"Special Unit 2" (date and time to be announced) -- Remember a short-lived ABC drama called "Prey," about a new species of human? Remember "Men in Black"? The creators of UPN's "Special Unit 2" took both of those predecessors, dropped them in a blender and punched the puree button. Officer Kate Benson (Alexondra Lee) gets reassigned to the top secret unit after she asks too many questions about strange phenomena. She's partnered with Nick O'Malley (Michael Landes), who frequently rides the beat with a kleptomaniac gnome (Danny Woodburn) in tow.
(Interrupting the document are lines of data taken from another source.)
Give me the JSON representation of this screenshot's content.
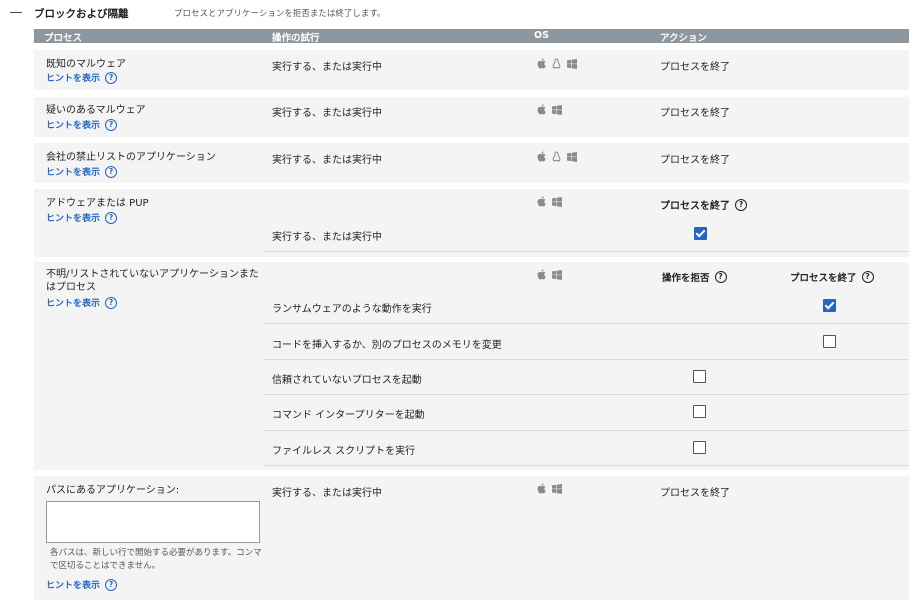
{
  "section": {
    "title": "ブロックおよび隔離",
    "description": "プロセスとアプリケーションを拒否または終了します。"
  },
  "table_headers": {
    "process": "プロセス",
    "attempt": "操作の試行",
    "os": "OS",
    "action": "アクション"
  },
  "hint_label": "ヒントを表示",
  "help_glyph": "?",
  "rows": {
    "known_malware": {
      "label": "既知のマルウェア",
      "attempt": "実行する、または実行中",
      "action": "プロセスを終了"
    },
    "suspicious_malware": {
      "label": "疑いのあるマルウェア",
      "attempt": "実行する、または実行中",
      "action": "プロセスを終了"
    },
    "company_blacklist": {
      "label": "会社の禁止リストのアプリケーション",
      "attempt": "実行する、または実行中",
      "action": "プロセスを終了"
    },
    "adware": {
      "label": "アドウェアまたは PUP",
      "attempt": "実行する、または実行中",
      "action_header": "プロセスを終了",
      "terminate_checked": true
    },
    "unknown": {
      "label_line1": "不明/リストされていないアプリケーションまた",
      "label_line2": "はプロセス",
      "deny_header": "操作を拒否",
      "terminate_header": "プロセスを終了",
      "items": [
        {
          "label": "ランサムウェアのような動作を実行",
          "terminate_checked": true
        },
        {
          "label": "コードを挿入するか、別のプロセスのメモリを変更",
          "terminate_checked": false
        },
        {
          "label": "信頼されていないプロセスを起動",
          "deny_checked": false
        },
        {
          "label": "コマンド インタープリターを起動",
          "deny_checked": false
        },
        {
          "label": "ファイルレス スクリプトを実行",
          "deny_checked": false
        }
      ]
    },
    "path_apps": {
      "label": "パスにあるアプリケーション:",
      "input_value": "",
      "note_line1": "各パスは、新しい行で開始する必要があります。コンマ",
      "note_line2": "で区切ることはできません。",
      "attempt": "実行する、または実行中",
      "action": "プロセスを終了"
    }
  },
  "colors": {
    "header_bg": "#8c979f",
    "row_bg": "#f4f4f4",
    "link": "#2366c3",
    "check": "#2366c3",
    "os_icon": "#8a8a8a"
  }
}
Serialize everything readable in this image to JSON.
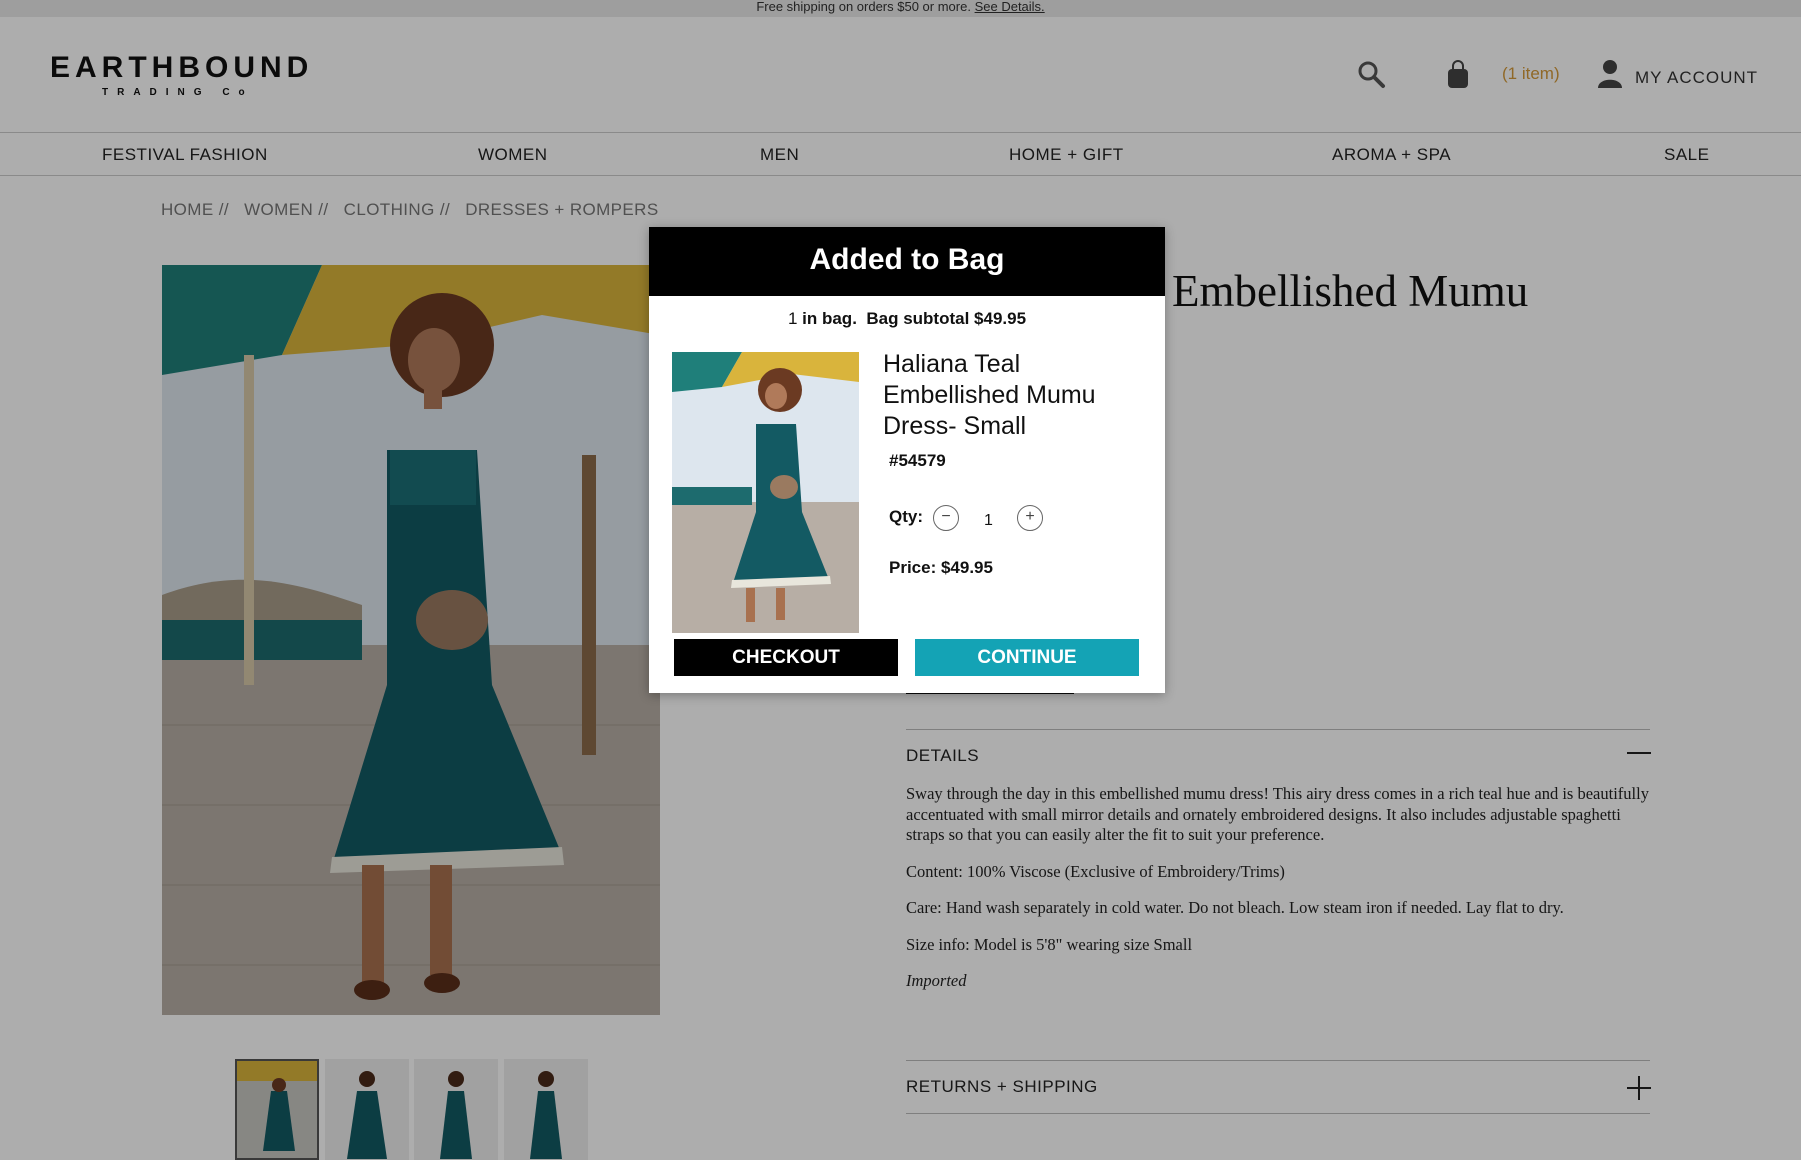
{
  "promo": {
    "text": "Free shipping on orders $50 or more.",
    "link": "See Details."
  },
  "header": {
    "logo_main": "EARTHBOUND",
    "logo_sub": "TRADING Co",
    "bag_count": "(1 item)",
    "account": "MY ACCOUNT",
    "icons": [
      "search-icon",
      "bag-icon",
      "account-icon"
    ]
  },
  "nav": [
    "FESTIVAL FASHION",
    "WOMEN",
    "MEN",
    "HOME + GIFT",
    "AROMA + SPA",
    "SALE"
  ],
  "breadcrumb": [
    "HOME //",
    "WOMEN //",
    "CLOTHING //",
    "DRESSES + ROMPERS"
  ],
  "product": {
    "title": "Embellished Mumu",
    "accordions": {
      "details": "DETAILS",
      "returns": "RETURNS + SHIPPING"
    },
    "details": [
      "Sway through the day in this embellished mumu dress! This airy dress comes in a rich teal hue and is beautifully accentuated with small mirror details and ornately embroidered designs. It also includes adjustable spaghetti straps so that you can easily alter the fit to suit your preference.",
      "Content: 100% Viscose (Exclusive of Embroidery/Trims)",
      "Care: Hand wash separately in cold water. Do not bleach. Low steam iron if needed. Lay flat to dry.",
      "Size info: Model is 5'8\" wearing size Small",
      "Imported"
    ]
  },
  "modal": {
    "title": "Added to Bag",
    "in_bag_count": "1",
    "in_bag_text": "in bag.",
    "subtotal": "Bag subtotal $49.95",
    "item_name": "Haliana Teal Embellished Mumu Dress- Small",
    "sku": "#54579",
    "qty_label": "Qty:",
    "qty_minus": "−",
    "qty_value": "1",
    "qty_plus": "+",
    "price": "Price: $49.95",
    "checkout": "CHECKOUT",
    "continue": "CONTINUE"
  },
  "colors": {
    "accent": "#14a3b5",
    "bag_count": "#d49a3a",
    "dress": "#135a63"
  }
}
PAX TV: Pax TV still hasn't gotten on the air in Pittsburgh, and there's no movement toward the network gaining cable carriage. You'll recall the family-friendly channel almost got onto AT&T cable systems last summer, but to make room for it, AT&T was going to drop WQEX, which simulcasts WQED. WQED/WQEX executives objected and had FCC rules on their side. (Pax TV is available to Pittsburghers via satellite TV services.)

Pax TV president Jeff Sagansky said he's still trying to get cable carriage for Pax in Pittsburgh.

"We're talking to all the cable companies. We're trying desperately to get there," Sagansky said. "It's the only major market we're not in. It's like we're cursed there. Tell everybody in Pittsburgh we're going to distribute individual cassettes until we can get on the air."

He's kidding about sending out the tapes.

Ratings for Pax TV are on the rise, with an average of 1.3 million viewers watching Pax in prime time, up from 1 million viewers a year ago. Pax has renewed "Mysterious Ways" for a second season. Pax shares the show with NBC, which owns a stake in Pax.

Pax already aired a new "Christy" movie this fall (based on the Catherine Marshall novel and 1994-1995 CBS series) and a four-hour miniseries will air May 13 and 14. Actress Lauren Lee Smith replaced Kellie Martin, who starred in the CBS series.

Country music star Billy Ray Cyrus attempts a transition into acting with "Doc," a fish-out-of-water medical drama that sends a country doc to Manhattan. The series premieres March 18.

Pax announced several new series for next fall, including "The Ponderosa," a prequel to the old Western "Bonanza." "The Ponderosa" was created by Beth Sullivan ("Dr. Quinn, Medicine Woman"), and the creator of "Bonanza" is on board as a consultant for the new series.

Pax also will produce a TV series taken from novels in the "Left Behind" book series, which are based on Biblical prophecy.


Post-Gazette TV Editor Rob Owen is attending the Television Critics Association winter press tour.



bottom navigation bar Terms of Use  Privacy Policy